What You Need to Know
- The SEC is now looking for more than good-faith compliance efforts.
- Complex products are a focus now in Reg BI exams.
- Look to FINRA's playbook regarding potential Reg BI enforcement actions.
Regulation Best Interest exams have moved beyond a “good faith” compliance assessment, John Polise, associate director of the Securities and Exchange Commission’s National Broker-Dealer and Exchange Program within the exam division, warned Thursday.
While the agency has moved beyond the Phase 1 “good faith effort” Reg BI exam cycle, the agency is “not looking to do gotcha exams or make enforcement referrals per se,” Polise said during a webcast held by the Securities Industry and Financial Markets Association. “I think we’re still understanding that the rule is complicated, that there are myriad ways for individual firms to address the four core obligations” in Reg BI.
The SEC released a statement on Dec. 21 detailing its plans to ramp up Reg BI exams.
The SEC, Polise added, also still has “not identified ideal or best practices and can do quite a bit more in helping the industry comply with that.”
That said, Reg BI “is a serious obligation,” Polise added. “In our good-faith exams we saw very good efforts and attempts by people to comply with the rule but there were some areas that could certainly be improved. Would they rise to the level of enforcement referrals? Probably not— more like deficiency letters to encourage people to take a more aggressive approach towards some of those requirements.”
What’s a Complex Product Under Reg BI?
Kevin Carroll, SIFMA’s associate general counsel, stated that complex products will be probed under Reg BI Phase 2 exams, but noted such products are not defined. He queried Polise on what products fall under that definition.
Polise responded: Inverse or leveraged exchange products, penny stocks, variable annuities, derivatives, as well as securities with low liquidity “that may not be consistent with what a customer’s needs are” — asset-backed securities or investments tied to market volatility.

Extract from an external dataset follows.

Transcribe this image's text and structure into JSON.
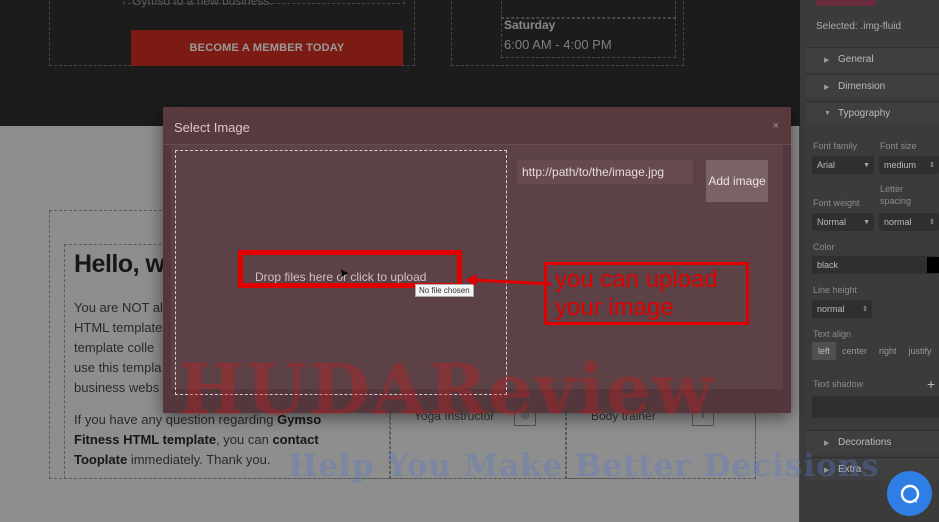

“While there’s no set definition” of a complex product, Polise explained, “I think we often look to … whether the rep can explain it in the first instance and whether there are higher costs associated with it.”